_Task brief_. Output all entries verbatim.

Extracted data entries
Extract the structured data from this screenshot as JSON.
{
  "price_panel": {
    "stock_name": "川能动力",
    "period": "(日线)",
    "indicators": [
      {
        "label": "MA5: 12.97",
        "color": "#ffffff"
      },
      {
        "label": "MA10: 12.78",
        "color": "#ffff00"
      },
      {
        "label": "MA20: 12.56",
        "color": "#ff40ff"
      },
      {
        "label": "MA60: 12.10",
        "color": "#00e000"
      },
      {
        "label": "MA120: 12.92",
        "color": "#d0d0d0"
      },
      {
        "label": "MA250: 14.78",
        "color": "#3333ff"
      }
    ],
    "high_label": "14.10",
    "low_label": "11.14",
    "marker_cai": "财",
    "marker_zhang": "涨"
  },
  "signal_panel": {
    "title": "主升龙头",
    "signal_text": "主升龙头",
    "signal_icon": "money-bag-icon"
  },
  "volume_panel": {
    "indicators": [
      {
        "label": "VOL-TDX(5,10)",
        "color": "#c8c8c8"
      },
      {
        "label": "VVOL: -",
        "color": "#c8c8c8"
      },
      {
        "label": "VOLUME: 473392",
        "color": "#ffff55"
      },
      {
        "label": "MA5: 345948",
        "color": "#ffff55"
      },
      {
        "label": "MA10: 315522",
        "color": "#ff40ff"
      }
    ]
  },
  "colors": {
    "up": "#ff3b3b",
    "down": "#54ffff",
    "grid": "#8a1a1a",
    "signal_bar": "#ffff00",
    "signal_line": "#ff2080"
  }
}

_Output of the task_.
Extract the structured data from this screenshot as JSON.
{
  "price_panel": {
    "stock_name": "川能动力",
    "period": "(日线)",
    "indicators": [
      {
        "label": "MA5: 12.97",
        "color": "#ffffff"
      },
      {
        "label": "MA10: 12.78",
        "color": "#ffff00"
      },
      {
        "label": "MA20: 12.56",
        "color": "#ff40ff"
      },
      {
        "label": "MA60: 12.10",
        "color": "#00e000"
      },
      {
        "label": "MA120: 12.92",
        "color": "#d0d0d0"
      },
      {
        "label": "MA250: 14.78",
        "color": "#3333ff"
      }
    ],
    "high_label": "14.10",
    "low_label": "11.14",
    "marker_cai": "财",
    "marker_zhang": "涨"
  },
  "signal_panel": {
    "title": "主升龙头",
    "signal_text": "主升龙头",
    "signal_icon": "money-bag-icon"
  },
  "volume_panel": {
    "indicators": [
      {
        "label": "VOL-TDX(5,10)",
        "color": "#c8c8c8"
      },
      {
        "label": "VVOL: -",
        "color": "#c8c8c8"
      },
      {
        "label": "VOLUME: 473392",
        "color": "#ffff55"
      },
      {
        "label": "MA5: 345948",
        "color": "#ffff55"
      },
      {
        "label": "MA10: 315522",
        "color": "#ff40ff"
      }
    ]
  },
  "colors": {
    "up": "#ff3b3b",
    "down": "#54ffff",
    "grid": "#8a1a1a",
    "signal_bar": "#ffff00",
    "signal_line": "#ff2080"
  }
}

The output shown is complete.